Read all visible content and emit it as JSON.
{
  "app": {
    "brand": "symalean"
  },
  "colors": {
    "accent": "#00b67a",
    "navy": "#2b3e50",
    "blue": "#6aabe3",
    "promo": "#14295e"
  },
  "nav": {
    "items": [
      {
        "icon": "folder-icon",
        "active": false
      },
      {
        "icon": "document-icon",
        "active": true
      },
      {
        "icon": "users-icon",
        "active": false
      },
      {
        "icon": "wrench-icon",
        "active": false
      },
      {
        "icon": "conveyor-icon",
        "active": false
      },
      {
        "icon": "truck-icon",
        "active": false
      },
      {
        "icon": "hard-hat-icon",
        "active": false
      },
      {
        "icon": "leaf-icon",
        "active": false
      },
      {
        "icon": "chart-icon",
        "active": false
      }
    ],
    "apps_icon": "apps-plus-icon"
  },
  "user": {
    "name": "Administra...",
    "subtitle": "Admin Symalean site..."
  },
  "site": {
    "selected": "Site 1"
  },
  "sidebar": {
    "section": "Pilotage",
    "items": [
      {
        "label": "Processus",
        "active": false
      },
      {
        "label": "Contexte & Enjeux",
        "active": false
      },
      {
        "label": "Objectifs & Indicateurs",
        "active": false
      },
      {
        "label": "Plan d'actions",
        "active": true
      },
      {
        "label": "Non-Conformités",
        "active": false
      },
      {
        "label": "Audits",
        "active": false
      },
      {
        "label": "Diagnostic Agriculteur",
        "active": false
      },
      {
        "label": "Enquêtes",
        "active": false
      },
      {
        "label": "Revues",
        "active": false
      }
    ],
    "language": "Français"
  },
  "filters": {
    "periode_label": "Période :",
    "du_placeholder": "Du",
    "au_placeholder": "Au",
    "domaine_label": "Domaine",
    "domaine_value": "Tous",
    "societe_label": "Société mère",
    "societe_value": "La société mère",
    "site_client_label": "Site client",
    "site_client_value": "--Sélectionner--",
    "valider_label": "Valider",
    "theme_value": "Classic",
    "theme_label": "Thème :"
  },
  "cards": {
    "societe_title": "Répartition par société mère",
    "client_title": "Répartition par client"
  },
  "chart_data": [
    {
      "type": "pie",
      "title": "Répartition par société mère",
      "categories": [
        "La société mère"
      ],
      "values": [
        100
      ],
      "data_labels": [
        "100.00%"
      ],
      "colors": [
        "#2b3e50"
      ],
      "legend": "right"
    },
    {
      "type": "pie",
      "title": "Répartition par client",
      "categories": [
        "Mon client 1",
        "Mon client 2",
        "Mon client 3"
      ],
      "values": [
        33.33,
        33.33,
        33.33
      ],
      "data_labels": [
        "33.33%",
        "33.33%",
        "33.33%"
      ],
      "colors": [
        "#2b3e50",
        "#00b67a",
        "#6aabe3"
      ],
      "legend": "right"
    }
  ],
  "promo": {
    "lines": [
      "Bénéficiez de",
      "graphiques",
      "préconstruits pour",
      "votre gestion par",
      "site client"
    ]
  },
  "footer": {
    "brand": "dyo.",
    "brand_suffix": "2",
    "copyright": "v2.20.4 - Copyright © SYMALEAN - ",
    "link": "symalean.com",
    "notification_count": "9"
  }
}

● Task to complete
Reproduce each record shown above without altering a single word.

● Task response
Read all visible content and emit it as JSON.
{
  "app": {
    "brand": "symalean"
  },
  "colors": {
    "accent": "#00b67a",
    "navy": "#2b3e50",
    "blue": "#6aabe3",
    "promo": "#14295e"
  },
  "nav": {
    "items": [
      {
        "icon": "folder-icon",
        "active": false
      },
      {
        "icon": "document-icon",
        "active": true
      },
      {
        "icon": "users-icon",
        "active": false
      },
      {
        "icon": "wrench-icon",
        "active": false
      },
      {
        "icon": "conveyor-icon",
        "active": false
      },
      {
        "icon": "truck-icon",
        "active": false
      },
      {
        "icon": "hard-hat-icon",
        "active": false
      },
      {
        "icon": "leaf-icon",
        "active": false
      },
      {
        "icon": "chart-icon",
        "active": false
      }
    ],
    "apps_icon": "apps-plus-icon"
  },
  "user": {
    "name": "Administra...",
    "subtitle": "Admin Symalean site..."
  },
  "site": {
    "selected": "Site 1"
  },
  "sidebar": {
    "section": "Pilotage",
    "items": [
      {
        "label": "Processus",
        "active": false
      },
      {
        "label": "Contexte & Enjeux",
        "active": false
      },
      {
        "label": "Objectifs & Indicateurs",
        "active": false
      },
      {
        "label": "Plan d'actions",
        "active": true
      },
      {
        "label": "Non-Conformités",
        "active": false
      },
      {
        "label": "Audits",
        "active": false
      },
      {
        "label": "Diagnostic Agriculteur",
        "active": false
      },
      {
        "label": "Enquêtes",
        "active": false
      },
      {
        "label": "Revues",
        "active": false
      }
    ],
    "language": "Français"
  },
  "filters": {
    "periode_label": "Période :",
    "du_placeholder": "Du",
    "au_placeholder": "Au",
    "domaine_label": "Domaine",
    "domaine_value": "Tous",
    "societe_label": "Société mère",
    "societe_value": "La société mère",
    "site_client_label": "Site client",
    "site_client_value": "--Sélectionner--",
    "valider_label": "Valider",
    "theme_value": "Classic",
    "theme_label": "Thème :"
  },
  "cards": {
    "societe_title": "Répartition par société mère",
    "client_title": "Répartition par client"
  },
  "chart_data": [
    {
      "type": "pie",
      "title": "Répartition par société mère",
      "categories": [
        "La société mère"
      ],
      "values": [
        100
      ],
      "data_labels": [
        "100.00%"
      ],
      "colors": [
        "#2b3e50"
      ],
      "legend": "right"
    },
    {
      "type": "pie",
      "title": "Répartition par client",
      "categories": [
        "Mon client 1",
        "Mon client 2",
        "Mon client 3"
      ],
      "values": [
        33.33,
        33.33,
        33.33
      ],
      "data_labels": [
        "33.33%",
        "33.33%",
        "33.33%"
      ],
      "colors": [
        "#2b3e50",
        "#00b67a",
        "#6aabe3"
      ],
      "legend": "right"
    }
  ],
  "promo": {
    "lines": [
      "Bénéficiez de",
      "graphiques",
      "préconstruits pour",
      "votre gestion par",
      "site client"
    ]
  },
  "footer": {
    "brand": "dyo.",
    "brand_suffix": "2",
    "copyright": "v2.20.4 - Copyright © SYMALEAN - ",
    "link": "symalean.com",
    "notification_count": "9"
  }
}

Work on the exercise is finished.